Likewise, the Celtic wrestling systems brought over from Cornwall, Ireland and Scotland were also well known by colonists, such as the coilearagus- dille (collar-and-elbow) system, featuring throws with folkish titles like ‘the flying mare’, which was, in practice, nearly identical to the jujitsu technique of ippon seio nage. These styles were also well known during the American Civil War, and were a popular pastime for Celtic immigrants. The origins of this system of wrestling as a competitive sport date back to at least the 17th century and tie into already established traditions of ritualised combat during the Middle Ages and earlier. These sorts of matches featured commonly in the papers of the day, with much discussion of their intricate locks, holds and throws — and even the ‘dirty tactics’ used. One of the earliest descriptions we could find described a match for land in Launceston as early as February 1838, in Tasmania’s The Cornwall Chronicle

“The first throw was won by Arthur, who very dexterously capsized his antagonist in real Devonshire style. The next two were won by Glass, who claimed the victory, which, however, Arthur denied, in consequence of coming down
in the last wrestle, as he said, from a bite inflicted on his arm by Glass, contrary to the rules and regulations of Devonshire wrestling. Glass very properly maintained, that in the absence of agreement as to the particular mode of wrestling, he was justified in adopting that plan that pleased him best, and that having beaten his adversary, he was justly entitled to the fifty weathers.”

Likewise, the Chinese on the goldfields brought their own styles of combat with them from southern China. Many gold rush-era depictions of the Chinese comment on their unique skills of boxing and acrobatics, yet the skills themselves seemed to have been carefully guarded by Victoria’s Chinese community, with the exception being performances given in the Chinese quarters of Ballarat, Castlemaine and Bendigo. In particular, displays of what we would identify today as theatrical wushu were common on Victoria’s goldfields in both circuses and theatres. Many of these extraordinary feats performed with swords, spears and bare hands astounded Western observers, as this description of a Chinese gathering in Castlemaine (from The Age on 29 June 1858) attests:

“The entertainment, so far as we were able to see it from a dangerous platform composed of the rim of a beer barrel and the edge of a wooden rail, seemed to comprise characteristic dances in which the performers executed those wonderful feats of arms — and legs — with two swords, single sword and shield and spear.”

Such displays were part of the cultural fabric of the Victorian colony, where bouts between boxers and wrestlers of various kinds served as both entertainment, dispute resolution and self-defence. It would also be fair to note that many of these styles became integrated together as people intermarried, shared ideas and experimented with the traditions of other cultures. As discussed in an edition of The Age back in August 1877, boxing matches where French practitioners of la savate vied with boxers and wrestlers were also common, and the desire to pit these combat systems against each other was high for practitioners and audiences alike. However, this push for comparing combat
methods reached a fever pitch with the arrival of Japanese jujitsu in Australia in the late 1880s, around the time Japan was emerging as a major industrialised power on the world stage.

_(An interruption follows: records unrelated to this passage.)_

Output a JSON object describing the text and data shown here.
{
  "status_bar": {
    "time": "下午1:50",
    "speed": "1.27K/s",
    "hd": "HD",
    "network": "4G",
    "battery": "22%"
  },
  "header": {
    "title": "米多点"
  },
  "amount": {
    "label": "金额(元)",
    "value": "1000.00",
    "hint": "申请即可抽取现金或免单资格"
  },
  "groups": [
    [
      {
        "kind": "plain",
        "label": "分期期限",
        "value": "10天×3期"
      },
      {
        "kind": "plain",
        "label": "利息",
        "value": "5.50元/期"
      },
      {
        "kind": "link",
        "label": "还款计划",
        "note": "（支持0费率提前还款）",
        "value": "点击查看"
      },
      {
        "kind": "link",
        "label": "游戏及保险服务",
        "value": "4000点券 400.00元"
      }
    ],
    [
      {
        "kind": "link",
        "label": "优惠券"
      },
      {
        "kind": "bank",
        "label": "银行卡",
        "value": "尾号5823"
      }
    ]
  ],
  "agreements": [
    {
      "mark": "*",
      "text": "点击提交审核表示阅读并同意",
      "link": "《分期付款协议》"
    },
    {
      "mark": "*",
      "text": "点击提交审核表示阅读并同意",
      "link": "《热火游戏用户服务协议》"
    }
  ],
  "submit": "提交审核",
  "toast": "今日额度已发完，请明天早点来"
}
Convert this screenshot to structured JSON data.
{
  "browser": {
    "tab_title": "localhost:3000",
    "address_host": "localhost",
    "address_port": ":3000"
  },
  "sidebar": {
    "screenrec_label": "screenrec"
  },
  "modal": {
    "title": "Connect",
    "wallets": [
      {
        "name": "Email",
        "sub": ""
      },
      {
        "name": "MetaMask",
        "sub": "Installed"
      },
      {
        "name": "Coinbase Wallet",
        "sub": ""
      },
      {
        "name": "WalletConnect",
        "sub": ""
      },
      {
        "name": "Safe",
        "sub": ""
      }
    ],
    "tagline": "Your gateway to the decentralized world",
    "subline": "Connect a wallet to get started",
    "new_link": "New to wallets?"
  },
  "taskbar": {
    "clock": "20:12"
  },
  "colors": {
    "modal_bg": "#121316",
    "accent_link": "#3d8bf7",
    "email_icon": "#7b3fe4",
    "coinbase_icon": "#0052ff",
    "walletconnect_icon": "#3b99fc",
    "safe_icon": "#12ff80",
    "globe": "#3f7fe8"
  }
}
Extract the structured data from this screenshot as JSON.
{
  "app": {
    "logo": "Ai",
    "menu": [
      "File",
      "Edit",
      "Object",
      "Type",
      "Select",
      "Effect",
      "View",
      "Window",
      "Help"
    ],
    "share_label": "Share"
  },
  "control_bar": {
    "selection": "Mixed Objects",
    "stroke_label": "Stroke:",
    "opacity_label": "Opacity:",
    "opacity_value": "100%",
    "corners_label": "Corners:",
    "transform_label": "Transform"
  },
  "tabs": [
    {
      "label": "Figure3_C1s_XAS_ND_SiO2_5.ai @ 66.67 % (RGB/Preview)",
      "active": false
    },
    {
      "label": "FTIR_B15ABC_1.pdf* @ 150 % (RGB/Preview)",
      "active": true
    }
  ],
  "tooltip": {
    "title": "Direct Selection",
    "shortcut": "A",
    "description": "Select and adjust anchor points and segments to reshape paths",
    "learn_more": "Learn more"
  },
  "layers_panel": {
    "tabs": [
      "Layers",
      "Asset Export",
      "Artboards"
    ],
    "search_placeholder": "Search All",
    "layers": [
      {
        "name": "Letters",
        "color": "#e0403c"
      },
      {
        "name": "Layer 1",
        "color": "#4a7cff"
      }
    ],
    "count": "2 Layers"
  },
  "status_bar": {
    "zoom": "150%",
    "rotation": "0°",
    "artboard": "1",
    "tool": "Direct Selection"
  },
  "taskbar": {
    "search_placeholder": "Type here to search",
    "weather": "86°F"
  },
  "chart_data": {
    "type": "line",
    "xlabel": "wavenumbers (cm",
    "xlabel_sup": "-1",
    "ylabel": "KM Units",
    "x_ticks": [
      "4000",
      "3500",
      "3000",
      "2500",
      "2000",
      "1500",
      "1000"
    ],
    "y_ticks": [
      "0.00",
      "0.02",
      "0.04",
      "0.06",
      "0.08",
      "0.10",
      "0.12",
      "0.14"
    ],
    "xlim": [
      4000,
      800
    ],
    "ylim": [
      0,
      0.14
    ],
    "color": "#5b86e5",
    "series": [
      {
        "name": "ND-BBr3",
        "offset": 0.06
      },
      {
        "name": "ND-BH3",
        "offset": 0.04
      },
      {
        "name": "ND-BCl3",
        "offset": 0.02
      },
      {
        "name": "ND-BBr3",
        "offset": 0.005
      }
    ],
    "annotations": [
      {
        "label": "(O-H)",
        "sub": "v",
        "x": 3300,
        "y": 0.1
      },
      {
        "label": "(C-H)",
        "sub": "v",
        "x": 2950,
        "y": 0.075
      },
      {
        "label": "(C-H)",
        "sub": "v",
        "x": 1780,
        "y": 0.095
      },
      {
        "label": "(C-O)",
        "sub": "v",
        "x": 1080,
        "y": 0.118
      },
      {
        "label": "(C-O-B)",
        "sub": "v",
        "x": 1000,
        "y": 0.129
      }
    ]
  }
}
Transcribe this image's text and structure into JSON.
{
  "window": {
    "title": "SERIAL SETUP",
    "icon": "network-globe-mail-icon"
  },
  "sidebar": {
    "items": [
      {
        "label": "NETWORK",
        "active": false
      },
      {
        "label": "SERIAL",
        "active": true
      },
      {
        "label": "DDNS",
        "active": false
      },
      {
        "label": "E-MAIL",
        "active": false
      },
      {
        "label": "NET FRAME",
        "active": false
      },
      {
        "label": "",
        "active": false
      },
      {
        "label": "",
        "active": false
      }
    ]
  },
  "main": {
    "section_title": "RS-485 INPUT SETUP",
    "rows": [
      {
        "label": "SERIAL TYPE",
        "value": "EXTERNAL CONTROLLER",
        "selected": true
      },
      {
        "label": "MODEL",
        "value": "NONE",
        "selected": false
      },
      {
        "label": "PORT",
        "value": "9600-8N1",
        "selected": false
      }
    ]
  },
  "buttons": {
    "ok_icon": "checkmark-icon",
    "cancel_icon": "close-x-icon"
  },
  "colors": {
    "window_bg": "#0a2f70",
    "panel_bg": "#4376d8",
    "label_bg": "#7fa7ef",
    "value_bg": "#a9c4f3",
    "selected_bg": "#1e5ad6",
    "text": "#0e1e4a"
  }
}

The mythologising of the samurai tradition took off like wildfire in Australia, with papers running articles on the unique qualities of jujitsu and extolling the virtues of the katana (sword) in a manner prescient of the martial arts films of the 1970s.

And likewise began a fascination with Japanese and Okinawan systems of hand-tohand combat featuring many of the practices, and the myths and folklore, of Japanese martial arts.

With this fascination came the desire to test these styles against each other in the practice of ‘all-in fighting’